Florida’s governor has just made a very poor decision. He has vetoed a bill which would have brought a remarkable level of accountability to Florida’s public school teachers. Here’s the skinny:
Republican Gov. Charlie Crist announced shortly after noon today that he had vetoed the controversial merit pay bill that would end tenure for public school teachers and base future pay raises mostly on student test scores.
“This bill is contrary to my firmly held principle to act in the best interest of the people of Florida,” Crist said. “It is the right thing to do.”
In vetoing the bill (SB 6), Crist attacked its most monumental change in the system: a plan to eliminate multi-year contracts for teachers, commonly known as tenure, and replace it with annual deals.
Further down in the article, the governor talks about how the bill was rushed through and that it was not created with input from all of the participants, etc.
Here’s the thing, though, Florida legislators have been working toward this point for about 10 years now.

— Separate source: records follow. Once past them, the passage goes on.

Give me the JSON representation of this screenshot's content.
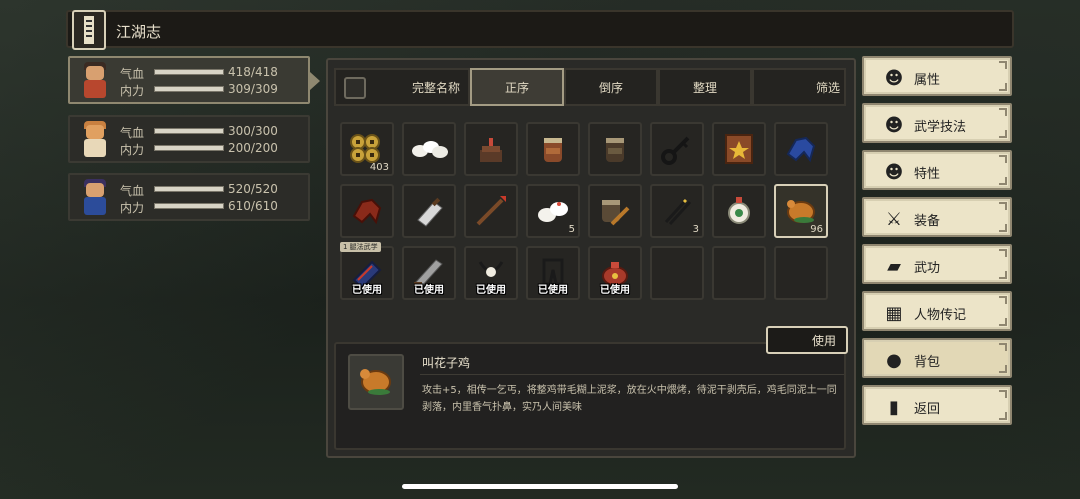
{
  "title": "江湖志",
  "characters": [
    {
      "hp_label": "气血",
      "hp": "418/418",
      "hp_fraction": 1.0,
      "mp_label": "内力",
      "mp": "309/309",
      "mp_fraction": 1.0,
      "active": true
    },
    {
      "hp_label": "气血",
      "hp": "300/300",
      "hp_fraction": 1.0,
      "mp_label": "内力",
      "mp": "200/200",
      "mp_fraction": 1.0,
      "active": false
    },
    {
      "hp_label": "气血",
      "hp": "520/520",
      "hp_fraction": 1.0,
      "mp_label": "内力",
      "mp": "610/610",
      "mp_fraction": 1.0,
      "active": false
    }
  ],
  "tabs": {
    "full_name": "完整名称",
    "asc": "正序",
    "desc": "倒序",
    "tidy": "整理",
    "filter": "筛选",
    "selected": "正序"
  },
  "inventory": {
    "row1": [
      {
        "icon": "coins-icon",
        "count": "403"
      },
      {
        "icon": "rice-buns-icon",
        "count": ""
      },
      {
        "icon": "incense-burner-icon",
        "count": ""
      },
      {
        "icon": "wine-jar-icon",
        "count": ""
      },
      {
        "icon": "clay-jar-icon",
        "count": ""
      },
      {
        "icon": "key-icon",
        "count": ""
      },
      {
        "icon": "martial-scroll-icon",
        "count": ""
      },
      {
        "icon": "blue-glove-icon",
        "count": ""
      }
    ],
    "row2": [
      {
        "icon": "red-glove-icon",
        "count": ""
      },
      {
        "icon": "cleaver-icon",
        "count": ""
      },
      {
        "icon": "spear-icon",
        "count": ""
      },
      {
        "icon": "steamed-buns-icon",
        "count": "5"
      },
      {
        "icon": "jar-with-stick-icon",
        "count": ""
      },
      {
        "icon": "chopsticks-icon",
        "count": "3"
      },
      {
        "icon": "pendant-icon",
        "count": ""
      },
      {
        "icon": "roast-chicken-icon",
        "count": "96"
      }
    ],
    "row3": [
      {
        "icon": "manual-book-icon",
        "used": "已使用",
        "tag": "1 腿法武学"
      },
      {
        "icon": "broadsword-icon",
        "used": "已使用"
      },
      {
        "icon": "necklace-icon",
        "used": "已使用"
      },
      {
        "icon": "pants-icon",
        "used": "已使用"
      },
      {
        "icon": "pouch-icon",
        "used": "已使用"
      }
    ]
  },
  "detail": {
    "use_label": "使用",
    "name": "叫花子鸡",
    "description": "攻击+5，相传一乞丐，将整鸡带毛糊上泥浆，放在火中煨烤，待泥干剥壳后，鸡毛同泥土一同剥落，内里香气扑鼻，实乃人间美味"
  },
  "menu": [
    {
      "label": "属性",
      "icon": "character-icon"
    },
    {
      "label": "武学技法",
      "icon": "martial-artist-icon"
    },
    {
      "label": "特性",
      "icon": "trait-icon"
    },
    {
      "label": "装备",
      "icon": "sword-icon"
    },
    {
      "label": "武功",
      "icon": "book-icon"
    },
    {
      "label": "人物传记",
      "icon": "biography-icon"
    },
    {
      "label": "背包",
      "icon": "backpack-icon"
    },
    {
      "label": "返回",
      "icon": "door-icon"
    }
  ]
}
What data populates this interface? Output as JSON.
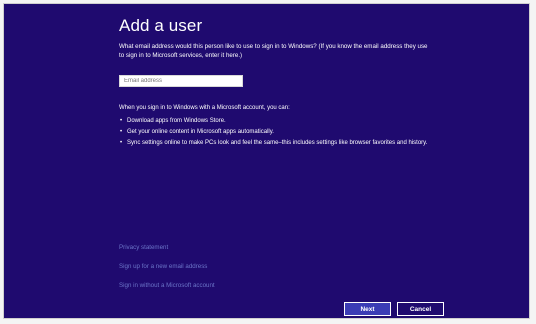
{
  "page": {
    "title": "Add a user",
    "intro": "What email address would this person like to use to sign in to Windows? (If you know the email address they use to sign in to Microsoft services, enter it here.)"
  },
  "email_input": {
    "placeholder": "Email address",
    "value": ""
  },
  "benefits": {
    "heading": "When you sign in to Windows with a Microsoft account, you can:",
    "bullet": "•",
    "items": [
      "Download apps from Windows Store.",
      "Get your online content in Microsoft apps automatically.",
      "Sync settings online to make PCs look and feel the same–this includes settings like browser favorites and history."
    ]
  },
  "links": {
    "privacy": "Privacy statement",
    "signup": "Sign up for a new email address",
    "no_microsoft_account": "Sign in without a Microsoft account"
  },
  "buttons": {
    "next": "Next",
    "cancel": "Cancel"
  },
  "colors": {
    "background": "#1f0a6f",
    "link": "#6b75c8",
    "primary_button": "#3b3cb5",
    "text": "#ffffff"
  }
}
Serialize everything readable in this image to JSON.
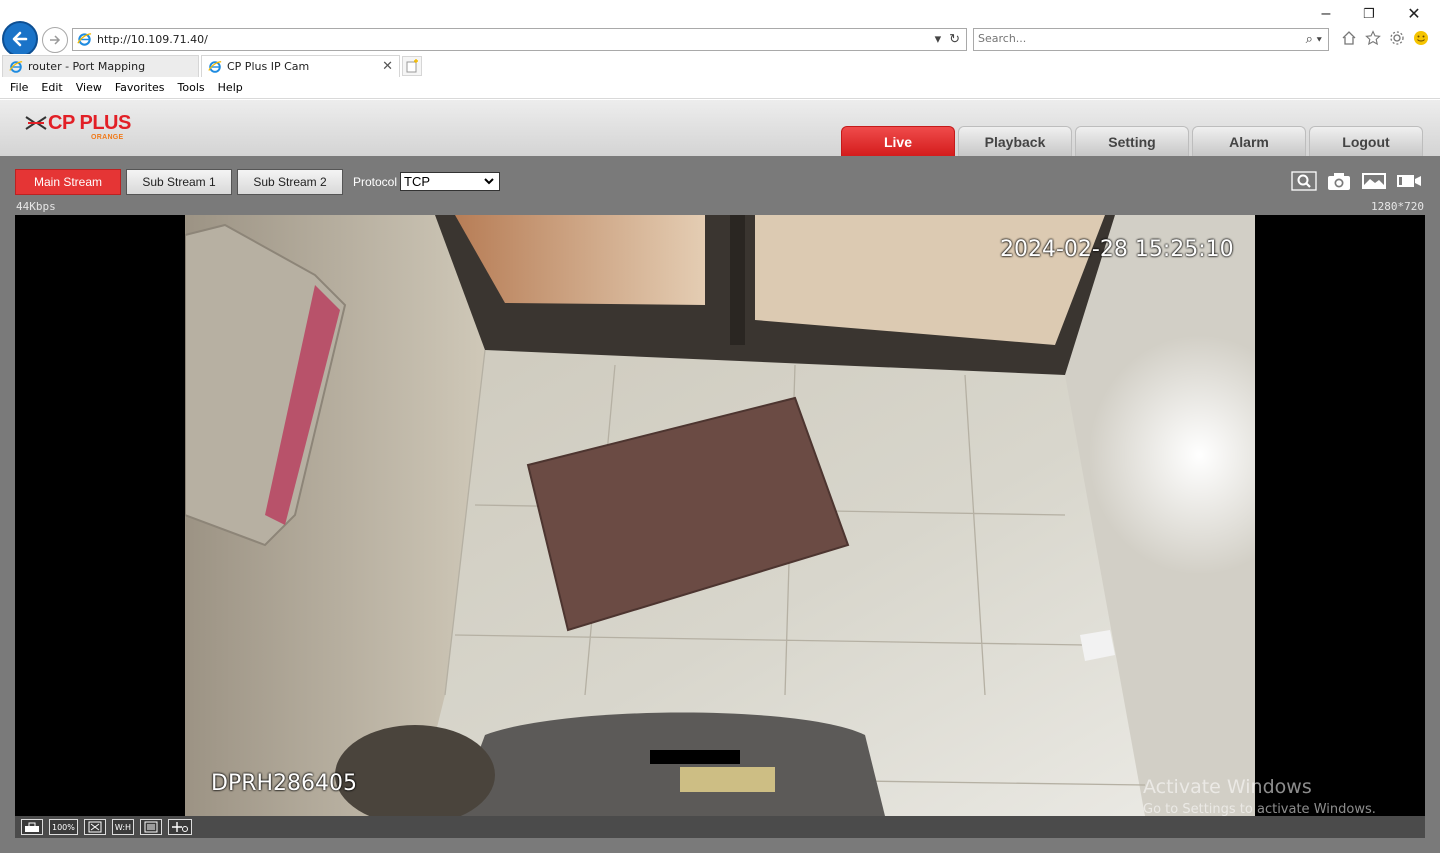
{
  "browser": {
    "url": "http://10.109.71.40/",
    "search_placeholder": "Search...",
    "tabs": [
      {
        "label": "router - Port Mapping"
      },
      {
        "label": "CP Plus IP Cam"
      }
    ],
    "menu": [
      "File",
      "Edit",
      "View",
      "Favorites",
      "Tools",
      "Help"
    ]
  },
  "app": {
    "logo_text": "CP PLUS",
    "logo_sub": "ORANGE",
    "nav": [
      "Live",
      "Playback",
      "Setting",
      "Alarm",
      "Logout"
    ],
    "active_nav": "Live"
  },
  "toolbar": {
    "streams": [
      "Main Stream",
      "Sub Stream 1",
      "Sub Stream 2"
    ],
    "active_stream": "Main Stream",
    "protocol_label": "Protocol",
    "protocol_value": "TCP"
  },
  "video": {
    "bitrate": "44Kbps",
    "resolution": "1280*720",
    "osd_time": "2024-02-28 15:25:10",
    "osd_name": "DPRH286405",
    "watermark_title": "Activate Windows",
    "watermark_sub": "Go to Settings to activate Windows."
  },
  "bottom_bar": {
    "zoom_label": "100%",
    "wh_label": "W:H"
  },
  "colors": {
    "accent_red": "#e53535",
    "toolbar_gray": "#7a7a7a"
  }
}
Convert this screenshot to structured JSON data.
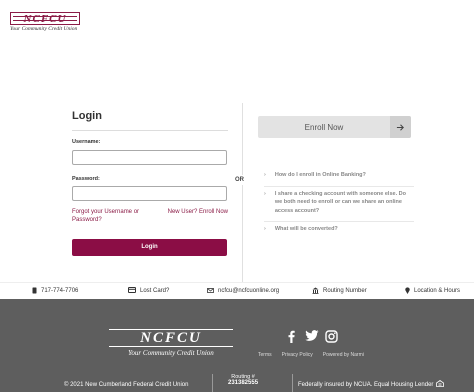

For the governor to claim that it was rushed through and that this is too much too soon is disingenuous at best.
Governor Crist has known exactly what was going on with this and has known for a long, long time. The real issue is that he is not truly interested in seeing what new things (such as incorporating “pay for performance” criteria for teachers) might be able to increase the capabilities of Florida’s public school system. Rather, the governor couches his veto behind “act[ing] in the best interests of the people of Florida” while he seeks to continue a system which has been shown to work against the best interests of the citizens of Florida–though not the teachers unions.
It should be remarkably apparent to all Floridians who believe in achievements which are based on merit that Crist will not be the one to champion that principle from the governor’s office.